> **What the task asks**: As you print the data below, keep every line exactly as it is and leave the images behind.

> **Recorded information**:
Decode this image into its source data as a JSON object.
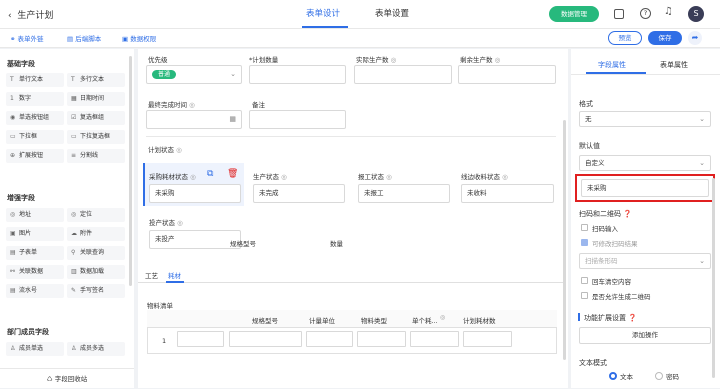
{
  "header": {
    "back_label": "生产计划",
    "tabs": [
      {
        "label": "表单设计"
      },
      {
        "label": "表单设置"
      }
    ],
    "data_mgmt_label": "数据管理",
    "help_icon": "?",
    "avatar_text": "S"
  },
  "toolbar": {
    "items": [
      {
        "label": "表单外链"
      },
      {
        "label": "后端脚本"
      },
      {
        "label": "数据权限"
      }
    ],
    "preview_label": "预览",
    "save_label": "保存"
  },
  "sidebar": {
    "basic_title": "基础字段",
    "basic_items": [
      {
        "label": "单行文本",
        "icon": "text-icon",
        "glyph": "T"
      },
      {
        "label": "多行文本",
        "icon": "multiline-icon",
        "glyph": "T"
      },
      {
        "label": "数字",
        "icon": "number-icon",
        "glyph": "1"
      },
      {
        "label": "日期时间",
        "icon": "calendar-icon",
        "glyph": "▦"
      },
      {
        "label": "单选按钮组",
        "icon": "radio-icon",
        "glyph": "◉"
      },
      {
        "label": "复选框组",
        "icon": "checkbox-icon",
        "glyph": "☑"
      },
      {
        "label": "下拉框",
        "icon": "dropdown-icon",
        "glyph": "▭"
      },
      {
        "label": "下拉复选框",
        "icon": "multi-dropdown-icon",
        "glyph": "▭"
      },
      {
        "label": "扩展按钮",
        "icon": "ext-button-icon",
        "glyph": "⊕"
      },
      {
        "label": "分割线",
        "icon": "divider-icon",
        "glyph": "≡"
      }
    ],
    "enhanced_title": "增强字段",
    "enhanced_items": [
      {
        "label": "地址",
        "icon": "address-icon",
        "glyph": "◎"
      },
      {
        "label": "定位",
        "icon": "location-icon",
        "glyph": "◎"
      },
      {
        "label": "图片",
        "icon": "image-icon",
        "glyph": "▣"
      },
      {
        "label": "附件",
        "icon": "attachment-icon",
        "glyph": "☁"
      },
      {
        "label": "子表单",
        "icon": "subform-icon",
        "glyph": "▤"
      },
      {
        "label": "关联查询",
        "icon": "link-query-icon",
        "glyph": "⚲"
      },
      {
        "label": "关联数据",
        "icon": "link-data-icon",
        "glyph": "⚯"
      },
      {
        "label": "数据加载",
        "icon": "data-load-icon",
        "glyph": "▥"
      },
      {
        "label": "流水号",
        "icon": "serial-icon",
        "glyph": "▤"
      },
      {
        "label": "手写签名",
        "icon": "signature-icon",
        "glyph": "✎"
      }
    ],
    "member_title": "部门成员字段",
    "member_items": [
      {
        "label": "成员单选",
        "icon": "member-single-icon",
        "glyph": "♙"
      },
      {
        "label": "成员多选",
        "icon": "member-multi-icon",
        "glyph": "♙"
      }
    ],
    "recycle_label": "字段回收站"
  },
  "canvas": {
    "row1": [
      {
        "label": "优先级",
        "value": "普通"
      },
      {
        "label": "*计划数量",
        "value": ""
      },
      {
        "label": "实际生产数",
        "value": ""
      },
      {
        "label": "剩余生产数",
        "value": ""
      }
    ],
    "row2": [
      {
        "label": "最终完成时间",
        "value": ""
      },
      {
        "label": "备注",
        "value": ""
      }
    ],
    "section_label": "计划状态",
    "row3": [
      {
        "label": "采购耗材状态",
        "value": "未采购"
      },
      {
        "label": "生产状态",
        "value": "未完成"
      },
      {
        "label": "报工状态",
        "value": "未报工"
      },
      {
        "label": "线边收料状态",
        "value": "未收料"
      }
    ],
    "row4": [
      {
        "label": "投产状态",
        "value": "未投产"
      }
    ],
    "table_fields": [
      {
        "label": "规格型号"
      },
      {
        "label": "数量"
      }
    ],
    "tabs": [
      {
        "label": "工艺"
      },
      {
        "label": "耗材"
      }
    ],
    "subtable": {
      "title": "物料清单",
      "columns": [
        "规格型号",
        "计量单位",
        "物料类型",
        "单个耗...",
        "计划耗材数"
      ],
      "row_index": "1"
    }
  },
  "panel": {
    "tabs": [
      {
        "label": "字段属性"
      },
      {
        "label": "表单属性"
      }
    ],
    "format_label": "格式",
    "format_value": "无",
    "default_label": "默认值",
    "default_mode": "自定义",
    "default_value": "未采购",
    "scan_title": "扫码和二维码",
    "scan_options": [
      {
        "label": "扫码输入",
        "checked": false,
        "disabled": false
      },
      {
        "label": "可修改扫码结果",
        "checked": true,
        "disabled": true
      }
    ],
    "scan_select": "扫描条形码",
    "scan_options2": [
      {
        "label": "回车清空内容",
        "checked": false
      },
      {
        "label": "是否允许生成二维码",
        "checked": false
      }
    ],
    "ext_title": "功能扩展设置",
    "add_action_label": "添加操作",
    "text_mode_label": "文本模式",
    "text_mode_options": [
      {
        "label": "文本",
        "selected": true
      },
      {
        "label": "密码",
        "selected": false
      }
    ]
  },
  "colors": {
    "primary": "#2f6ee6",
    "green": "#27b97d",
    "highlight": "#e02020"
  }
}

> **Solution**:
Decode this image into its source data as a JSON object.
{
  "header": {
    "back_label": "生产计划",
    "tabs": [
      {
        "label": "表单设计"
      },
      {
        "label": "表单设置"
      }
    ],
    "data_mgmt_label": "数据管理",
    "help_icon": "?",
    "avatar_text": "S"
  },
  "toolbar": {
    "items": [
      {
        "label": "表单外链"
      },
      {
        "label": "后端脚本"
      },
      {
        "label": "数据权限"
      }
    ],
    "preview_label": "预览",
    "save_label": "保存"
  },
  "sidebar": {
    "basic_title": "基础字段",
    "basic_items": [
      {
        "label": "单行文本",
        "icon": "text-icon",
        "glyph": "T"
      },
      {
        "label": "多行文本",
        "icon": "multiline-icon",
        "glyph": "T"
      },
      {
        "label": "数字",
        "icon": "number-icon",
        "glyph": "1"
      },
      {
        "label": "日期时间",
        "icon": "calendar-icon",
        "glyph": "▦"
      },
      {
        "label": "单选按钮组",
        "icon": "radio-icon",
        "glyph": "◉"
      },
      {
        "label": "复选框组",
        "icon": "checkbox-icon",
        "glyph": "☑"
      },
      {
        "label": "下拉框",
        "icon": "dropdown-icon",
        "glyph": "▭"
      },
      {
        "label": "下拉复选框",
        "icon": "multi-dropdown-icon",
        "glyph": "▭"
      },
      {
        "label": "扩展按钮",
        "icon": "ext-button-icon",
        "glyph": "⊕"
      },
      {
        "label": "分割线",
        "icon": "divider-icon",
        "glyph": "≡"
      }
    ],
    "enhanced_title": "增强字段",
    "enhanced_items": [
      {
        "label": "地址",
        "icon": "address-icon",
        "glyph": "◎"
      },
      {
        "label": "定位",
        "icon": "location-icon",
        "glyph": "◎"
      },
      {
        "label": "图片",
        "icon": "image-icon",
        "glyph": "▣"
      },
      {
        "label": "附件",
        "icon": "attachment-icon",
        "glyph": "☁"
      },
      {
        "label": "子表单",
        "icon": "subform-icon",
        "glyph": "▤"
      },
      {
        "label": "关联查询",
        "icon": "link-query-icon",
        "glyph": "⚲"
      },
      {
        "label": "关联数据",
        "icon": "link-data-icon",
        "glyph": "⚯"
      },
      {
        "label": "数据加载",
        "icon": "data-load-icon",
        "glyph": "▥"
      },
      {
        "label": "流水号",
        "icon": "serial-icon",
        "glyph": "▤"
      },
      {
        "label": "手写签名",
        "icon": "signature-icon",
        "glyph": "✎"
      }
    ],
    "member_title": "部门成员字段",
    "member_items": [
      {
        "label": "成员单选",
        "icon": "member-single-icon",
        "glyph": "♙"
      },
      {
        "label": "成员多选",
        "icon": "member-multi-icon",
        "glyph": "♙"
      }
    ],
    "recycle_label": "字段回收站"
  },
  "canvas": {
    "row1": [
      {
        "label": "优先级",
        "value": "普通"
      },
      {
        "label": "*计划数量",
        "value": ""
      },
      {
        "label": "实际生产数",
        "value": ""
      },
      {
        "label": "剩余生产数",
        "value": ""
      }
    ],
    "row2": [
      {
        "label": "最终完成时间",
        "value": ""
      },
      {
        "label": "备注",
        "value": ""
      }
    ],
    "section_label": "计划状态",
    "row3": [
      {
        "label": "采购耗材状态",
        "value": "未采购"
      },
      {
        "label": "生产状态",
        "value": "未完成"
      },
      {
        "label": "报工状态",
        "value": "未报工"
      },
      {
        "label": "线边收料状态",
        "value": "未收料"
      }
    ],
    "row4": [
      {
        "label": "投产状态",
        "value": "未投产"
      }
    ],
    "table_fields": [
      {
        "label": "规格型号"
      },
      {
        "label": "数量"
      }
    ],
    "tabs": [
      {
        "label": "工艺"
      },
      {
        "label": "耗材"
      }
    ],
    "subtable": {
      "title": "物料清单",
      "columns": [
        "规格型号",
        "计量单位",
        "物料类型",
        "单个耗...",
        "计划耗材数"
      ],
      "row_index": "1"
    }
  },
  "panel": {
    "tabs": [
      {
        "label": "字段属性"
      },
      {
        "label": "表单属性"
      }
    ],
    "format_label": "格式",
    "format_value": "无",
    "default_label": "默认值",
    "default_mode": "自定义",
    "default_value": "未采购",
    "scan_title": "扫码和二维码",
    "scan_options": [
      {
        "label": "扫码输入",
        "checked": false,
        "disabled": false
      },
      {
        "label": "可修改扫码结果",
        "checked": true,
        "disabled": true
      }
    ],
    "scan_select": "扫描条形码",
    "scan_options2": [
      {
        "label": "回车清空内容",
        "checked": false
      },
      {
        "label": "是否允许生成二维码",
        "checked": false
      }
    ],
    "ext_title": "功能扩展设置",
    "add_action_label": "添加操作",
    "text_mode_label": "文本模式",
    "text_mode_options": [
      {
        "label": "文本",
        "selected": true
      },
      {
        "label": "密码",
        "selected": false
      }
    ]
  },
  "colors": {
    "primary": "#2f6ee6",
    "green": "#27b97d",
    "highlight": "#e02020"
  }
}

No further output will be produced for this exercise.